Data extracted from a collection

========

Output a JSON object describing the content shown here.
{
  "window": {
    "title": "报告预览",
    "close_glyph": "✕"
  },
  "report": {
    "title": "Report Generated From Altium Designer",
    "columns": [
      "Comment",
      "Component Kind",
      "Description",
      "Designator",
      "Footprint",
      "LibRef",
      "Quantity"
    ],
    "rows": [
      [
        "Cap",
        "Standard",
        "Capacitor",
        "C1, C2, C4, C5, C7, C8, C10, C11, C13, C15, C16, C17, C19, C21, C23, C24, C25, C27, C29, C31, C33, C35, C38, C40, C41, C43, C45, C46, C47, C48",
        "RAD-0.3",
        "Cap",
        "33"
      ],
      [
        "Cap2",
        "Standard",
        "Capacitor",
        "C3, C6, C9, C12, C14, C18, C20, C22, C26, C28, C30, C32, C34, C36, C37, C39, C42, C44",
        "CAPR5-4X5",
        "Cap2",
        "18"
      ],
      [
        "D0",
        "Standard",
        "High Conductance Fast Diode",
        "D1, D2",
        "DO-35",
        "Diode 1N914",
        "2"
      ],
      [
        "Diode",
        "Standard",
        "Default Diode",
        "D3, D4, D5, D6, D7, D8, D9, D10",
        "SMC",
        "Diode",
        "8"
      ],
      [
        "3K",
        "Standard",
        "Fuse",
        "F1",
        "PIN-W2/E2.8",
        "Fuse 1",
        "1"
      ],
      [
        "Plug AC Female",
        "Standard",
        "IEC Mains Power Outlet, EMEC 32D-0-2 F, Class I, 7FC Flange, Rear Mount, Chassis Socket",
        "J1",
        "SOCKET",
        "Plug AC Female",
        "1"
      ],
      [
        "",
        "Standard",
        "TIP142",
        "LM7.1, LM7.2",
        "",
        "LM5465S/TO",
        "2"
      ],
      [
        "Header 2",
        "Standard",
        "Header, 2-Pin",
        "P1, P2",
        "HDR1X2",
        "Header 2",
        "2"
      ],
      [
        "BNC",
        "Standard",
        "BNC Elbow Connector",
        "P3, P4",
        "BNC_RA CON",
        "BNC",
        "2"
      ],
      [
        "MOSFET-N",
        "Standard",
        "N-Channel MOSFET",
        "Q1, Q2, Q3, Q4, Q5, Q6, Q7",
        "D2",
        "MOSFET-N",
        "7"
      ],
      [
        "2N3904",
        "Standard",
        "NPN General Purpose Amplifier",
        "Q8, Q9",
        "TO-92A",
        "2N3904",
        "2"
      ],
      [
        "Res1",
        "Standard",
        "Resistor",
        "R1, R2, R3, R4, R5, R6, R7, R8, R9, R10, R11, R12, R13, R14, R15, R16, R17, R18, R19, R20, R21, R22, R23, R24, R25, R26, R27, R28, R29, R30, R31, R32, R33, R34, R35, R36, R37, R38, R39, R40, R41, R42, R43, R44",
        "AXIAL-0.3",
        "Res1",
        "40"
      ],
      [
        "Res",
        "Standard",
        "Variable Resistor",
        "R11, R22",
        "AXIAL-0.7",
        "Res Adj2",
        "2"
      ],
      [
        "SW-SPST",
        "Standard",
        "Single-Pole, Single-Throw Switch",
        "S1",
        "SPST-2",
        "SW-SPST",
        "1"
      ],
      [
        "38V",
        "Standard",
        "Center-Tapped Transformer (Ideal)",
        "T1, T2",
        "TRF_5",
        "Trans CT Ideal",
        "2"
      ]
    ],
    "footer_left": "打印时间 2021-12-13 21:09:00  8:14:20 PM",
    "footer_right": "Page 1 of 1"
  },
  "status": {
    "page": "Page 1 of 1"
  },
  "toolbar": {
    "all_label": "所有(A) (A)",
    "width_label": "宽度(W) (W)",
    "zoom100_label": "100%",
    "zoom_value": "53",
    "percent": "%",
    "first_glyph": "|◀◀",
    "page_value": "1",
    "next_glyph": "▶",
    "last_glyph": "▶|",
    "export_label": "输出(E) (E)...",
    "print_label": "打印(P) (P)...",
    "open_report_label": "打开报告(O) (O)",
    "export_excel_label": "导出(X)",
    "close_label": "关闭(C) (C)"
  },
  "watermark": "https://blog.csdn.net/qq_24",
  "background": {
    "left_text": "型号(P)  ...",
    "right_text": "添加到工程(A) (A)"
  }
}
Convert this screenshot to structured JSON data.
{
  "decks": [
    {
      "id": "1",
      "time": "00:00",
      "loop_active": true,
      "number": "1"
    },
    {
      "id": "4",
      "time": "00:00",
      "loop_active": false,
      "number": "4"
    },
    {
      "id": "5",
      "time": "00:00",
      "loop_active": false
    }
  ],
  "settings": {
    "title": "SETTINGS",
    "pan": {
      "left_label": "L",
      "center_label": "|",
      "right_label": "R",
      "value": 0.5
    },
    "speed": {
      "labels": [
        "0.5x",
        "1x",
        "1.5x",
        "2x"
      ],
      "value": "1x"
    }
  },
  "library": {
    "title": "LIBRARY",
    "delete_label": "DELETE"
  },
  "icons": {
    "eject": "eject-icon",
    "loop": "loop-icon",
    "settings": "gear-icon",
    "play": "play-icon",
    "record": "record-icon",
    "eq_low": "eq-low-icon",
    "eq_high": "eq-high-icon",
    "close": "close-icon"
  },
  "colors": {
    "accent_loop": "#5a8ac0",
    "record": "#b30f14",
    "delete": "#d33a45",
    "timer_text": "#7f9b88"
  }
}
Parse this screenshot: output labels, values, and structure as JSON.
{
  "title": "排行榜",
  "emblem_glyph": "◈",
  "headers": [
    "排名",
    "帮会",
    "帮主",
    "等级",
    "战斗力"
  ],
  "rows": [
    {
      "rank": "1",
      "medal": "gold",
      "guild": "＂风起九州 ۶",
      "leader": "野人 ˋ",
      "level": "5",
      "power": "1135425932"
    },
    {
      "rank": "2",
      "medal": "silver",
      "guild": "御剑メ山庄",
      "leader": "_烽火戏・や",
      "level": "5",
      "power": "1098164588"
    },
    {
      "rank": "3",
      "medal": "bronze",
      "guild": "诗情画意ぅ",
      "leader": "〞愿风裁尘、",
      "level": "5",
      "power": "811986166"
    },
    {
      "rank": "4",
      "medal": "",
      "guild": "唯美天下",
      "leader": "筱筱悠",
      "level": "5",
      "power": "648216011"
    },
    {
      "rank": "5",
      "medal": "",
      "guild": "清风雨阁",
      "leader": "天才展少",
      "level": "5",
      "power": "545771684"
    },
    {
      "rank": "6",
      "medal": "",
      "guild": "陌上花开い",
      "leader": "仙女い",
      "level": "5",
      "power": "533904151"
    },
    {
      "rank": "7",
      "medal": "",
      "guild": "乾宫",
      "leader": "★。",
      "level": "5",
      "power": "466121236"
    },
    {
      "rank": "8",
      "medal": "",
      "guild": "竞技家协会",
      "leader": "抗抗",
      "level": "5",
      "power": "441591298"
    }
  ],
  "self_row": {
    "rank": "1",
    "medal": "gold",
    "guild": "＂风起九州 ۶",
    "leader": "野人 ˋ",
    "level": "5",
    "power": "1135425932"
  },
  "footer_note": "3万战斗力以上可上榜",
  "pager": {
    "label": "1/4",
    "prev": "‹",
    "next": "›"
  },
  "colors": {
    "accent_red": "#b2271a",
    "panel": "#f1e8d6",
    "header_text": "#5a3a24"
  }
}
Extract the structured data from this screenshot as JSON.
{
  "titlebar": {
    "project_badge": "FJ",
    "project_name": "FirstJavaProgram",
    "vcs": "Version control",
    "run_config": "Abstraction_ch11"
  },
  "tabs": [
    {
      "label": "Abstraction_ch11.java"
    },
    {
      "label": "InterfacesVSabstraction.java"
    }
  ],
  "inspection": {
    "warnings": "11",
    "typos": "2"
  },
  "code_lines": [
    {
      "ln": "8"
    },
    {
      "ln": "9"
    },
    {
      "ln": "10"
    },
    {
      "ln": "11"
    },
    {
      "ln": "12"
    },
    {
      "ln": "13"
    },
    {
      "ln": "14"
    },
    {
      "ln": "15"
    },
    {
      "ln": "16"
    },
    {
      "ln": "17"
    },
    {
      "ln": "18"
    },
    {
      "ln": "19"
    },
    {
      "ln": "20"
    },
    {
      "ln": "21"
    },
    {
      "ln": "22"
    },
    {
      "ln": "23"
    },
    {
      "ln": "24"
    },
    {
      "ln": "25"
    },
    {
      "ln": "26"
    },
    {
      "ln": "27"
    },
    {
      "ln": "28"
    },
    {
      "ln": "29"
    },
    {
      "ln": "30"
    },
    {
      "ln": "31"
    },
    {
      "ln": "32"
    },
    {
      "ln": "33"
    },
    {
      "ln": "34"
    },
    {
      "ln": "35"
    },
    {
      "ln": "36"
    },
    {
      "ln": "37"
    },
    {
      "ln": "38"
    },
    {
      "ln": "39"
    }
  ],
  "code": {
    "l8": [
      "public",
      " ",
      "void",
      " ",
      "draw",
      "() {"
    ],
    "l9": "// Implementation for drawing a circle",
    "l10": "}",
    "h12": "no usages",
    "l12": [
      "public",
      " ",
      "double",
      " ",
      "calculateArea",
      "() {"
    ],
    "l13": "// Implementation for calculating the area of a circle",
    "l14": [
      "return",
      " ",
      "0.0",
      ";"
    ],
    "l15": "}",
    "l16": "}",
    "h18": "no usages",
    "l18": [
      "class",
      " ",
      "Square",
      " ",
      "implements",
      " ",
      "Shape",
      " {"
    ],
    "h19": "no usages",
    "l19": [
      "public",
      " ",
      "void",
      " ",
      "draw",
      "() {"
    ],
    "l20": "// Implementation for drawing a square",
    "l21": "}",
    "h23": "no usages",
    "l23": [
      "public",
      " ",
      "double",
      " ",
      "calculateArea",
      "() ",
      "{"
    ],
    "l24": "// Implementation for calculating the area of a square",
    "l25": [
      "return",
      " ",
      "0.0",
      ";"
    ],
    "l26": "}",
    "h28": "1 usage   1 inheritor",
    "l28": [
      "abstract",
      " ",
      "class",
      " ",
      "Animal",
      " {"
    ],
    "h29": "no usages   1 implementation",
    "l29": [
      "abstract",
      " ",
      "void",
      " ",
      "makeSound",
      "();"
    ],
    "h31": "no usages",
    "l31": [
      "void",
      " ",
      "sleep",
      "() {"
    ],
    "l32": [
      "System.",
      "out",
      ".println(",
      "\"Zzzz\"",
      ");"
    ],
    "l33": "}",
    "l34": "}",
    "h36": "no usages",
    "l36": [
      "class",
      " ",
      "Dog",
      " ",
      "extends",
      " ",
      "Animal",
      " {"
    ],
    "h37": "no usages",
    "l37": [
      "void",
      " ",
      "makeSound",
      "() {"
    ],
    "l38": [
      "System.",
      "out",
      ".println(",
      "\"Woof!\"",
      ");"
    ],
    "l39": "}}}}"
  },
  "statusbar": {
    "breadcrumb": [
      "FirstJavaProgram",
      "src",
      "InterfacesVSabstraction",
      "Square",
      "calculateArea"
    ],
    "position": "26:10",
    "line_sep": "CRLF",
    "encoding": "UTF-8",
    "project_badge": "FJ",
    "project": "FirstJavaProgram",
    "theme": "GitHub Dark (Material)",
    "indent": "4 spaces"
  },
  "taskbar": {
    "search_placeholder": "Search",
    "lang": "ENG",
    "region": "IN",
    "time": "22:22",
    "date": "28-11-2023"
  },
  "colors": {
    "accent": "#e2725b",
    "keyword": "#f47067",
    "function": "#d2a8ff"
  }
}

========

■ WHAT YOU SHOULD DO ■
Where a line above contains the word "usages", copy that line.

■ RESPONSE TO THE TASK ■
    "h12": "no usages",
    "h18": "no usages",
    "h19": "no usages",
    "h23": "no usages",
    "h29": "no usages   1 implementation",
    "h31": "no usages",
    "h36": "no usages",
    "h37": "no usages",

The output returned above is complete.